Many automobile brands were named after their inventors. Studebaker, Packard, Duesenberg, Chevrolet, Ford, Chrysler, Dodge, Buick, Willys and Nash are some of the names that come to mind. But what about Hudson?

According to "The History of Hudson," by Don Butler, Joseph L. Hudson didn't have much interest in automobiles. He had amassed his fortune with the Hudson department stores, found mostly in the Detroit area. However, he was talked into investing most of the necessary startup capital, $100,000 (about $2.5 million in today's dollars) and agreed to have the car and the car company, of which he was president, called Hudson.

The company's first car, built in 1909, was the right-hand drive Hudson Twenty, priced at $900. It broke an industry record by selling more than 4,000 cars the first year. According to Butler, the new Hudson had three things in common with the Model T Ford -- four cylinders, a 20-horsepower engine, and a 100-inch wheelbase. But the Hudson was heavier, faster and more durable and only cost about $75 more than the Ford, plus it had the look of a much more expensive car.

Of course, to prove your worth in the car biz, you had to build a racer. In 1909, the company also built the Hudson Express and entered it in a 24-hour marathon. In that time frame, it went 706 grueling miles and beat the second-place car by 55 laps. Hudson Motor Co. was on the way to success.


Advertisement

About 15 years ago, a fellow member of the Hudson Club from North Carolina called Orinda resident Mark Maxson about this particular 1924 Hudson. It had been restored in about 1970 by a retired Greyhound bus driver.

"On a business trip to North Carolina," Maxson said, "I stopped in to see the car, and got it started, but there were things that needed to be repaired. I tried to buy the car, but the owner didn't want to sell it. Three or four years later, she called me back and I bought it for $10,000."

The old Hudson was trucked out to Orinda for about $1,000 and placed in the care of Maxson's friend Bill Nichols. A collector himself, Nichols spent about six months working on the engine and drive train until it purred like the proverbial kitten.

By the time Maxson's 1924 Hudson Super-Six Touring Sedan was built, Hudson Motor Co. was the sixth-largest auto manufacturer in the country, selling 133,950 vehicles in one year. At Hudson's peak in 1929, the company sold 300,000 vehicles.

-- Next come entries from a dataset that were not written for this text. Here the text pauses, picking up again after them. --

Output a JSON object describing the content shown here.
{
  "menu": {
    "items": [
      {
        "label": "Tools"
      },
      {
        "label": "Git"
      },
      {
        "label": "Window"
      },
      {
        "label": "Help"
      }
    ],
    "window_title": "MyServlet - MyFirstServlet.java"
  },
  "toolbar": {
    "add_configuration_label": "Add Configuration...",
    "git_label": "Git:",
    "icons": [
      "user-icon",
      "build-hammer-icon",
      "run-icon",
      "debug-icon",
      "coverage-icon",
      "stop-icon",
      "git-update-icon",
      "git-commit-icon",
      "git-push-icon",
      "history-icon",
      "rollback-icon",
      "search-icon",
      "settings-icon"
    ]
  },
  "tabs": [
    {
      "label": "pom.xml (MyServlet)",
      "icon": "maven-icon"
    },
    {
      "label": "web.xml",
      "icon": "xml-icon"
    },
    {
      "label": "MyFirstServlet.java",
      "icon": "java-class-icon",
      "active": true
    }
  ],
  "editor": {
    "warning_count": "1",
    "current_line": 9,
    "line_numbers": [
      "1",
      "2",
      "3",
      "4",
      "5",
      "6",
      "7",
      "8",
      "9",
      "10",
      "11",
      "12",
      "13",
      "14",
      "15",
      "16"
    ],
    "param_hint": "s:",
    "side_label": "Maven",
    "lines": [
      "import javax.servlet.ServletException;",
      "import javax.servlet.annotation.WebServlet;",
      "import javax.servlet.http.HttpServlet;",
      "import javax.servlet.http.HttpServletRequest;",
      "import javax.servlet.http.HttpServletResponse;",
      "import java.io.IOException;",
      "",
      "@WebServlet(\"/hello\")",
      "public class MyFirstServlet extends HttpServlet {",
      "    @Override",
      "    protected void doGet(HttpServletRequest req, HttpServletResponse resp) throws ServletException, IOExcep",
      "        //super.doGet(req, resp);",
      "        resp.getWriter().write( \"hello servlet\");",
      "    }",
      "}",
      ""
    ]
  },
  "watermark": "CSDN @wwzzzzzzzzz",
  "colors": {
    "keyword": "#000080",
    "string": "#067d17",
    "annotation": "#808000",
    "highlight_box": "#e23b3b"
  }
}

The last Hudson was built in 1957.

"The 288.6 c.i. Super-Six engine was built from 1916 to 1928 with only minor modifications," Maxson said, "and this car sold for about $1,500" ($19,900 in today's dollars).

Some of Hudson's automotive firsts included a dual braking system, a balanced crankshaft, and dashboard oil-pressure and generator warning lights. Another unique feature is an easy-to-read oil gauge under the hood that indicates the oil level in the crankcase.

The Hudson of the 1920s was pretty fast as well as dependable, according to Maxson.

"During Prohibition, a favorite vehicle of rum runners was the Hudson, and typically they would cut the back out so they could better carry their booze," he said.

Hudson was popular with law enforcement, too, including the San Francisco Police Department.

"The color of the car is not period correct," Maxson said. "The cars all came with a dark blue body with black fenders. The retired bus driver painted the car green with black fenders and coincidentally the state of California had license plates the exact same color of green for just that one year, 1924."

The owner was able to acquire legal 1924 license plates for his Hudson.

Maxson had to have the top replaced professionally at a cost of about $3,000, but other than the top, transportation costs, a radiator core, and other minor items, his total investment is about $15,000. "Hudsons today are not worth a lot of money like a Packard or Pierce-Arrow," Maxson said. "This Hudson might be worth $30,000 today, while a Packard or Pierce-Arrow in similar condition might be worth $100,000."

His Hudson is a seven-passenger vehicle that includes two jump seats between the front and rear seats.

"The car has sort of been adopted by the city of Orinda," Maxson said. "I've driven the City Council in the Fourth of July parade for 10 years, and the mayor has expressed interest in being driven through the new Caldecott Tunnel when completed and across the new span of the Bay Bridge in my Hudson."

At one time, Maxson owned five different 1924 Hudson models. However, it seems, in some households there's a balance between keeping a wife happy and the number of 1924 Hudson vehicles one can own at the same time. At the Maxson house, that number apparently is now one.

Have an interesting vehicle? Contract David Krumboltz at MOBopoly@yahoo.com.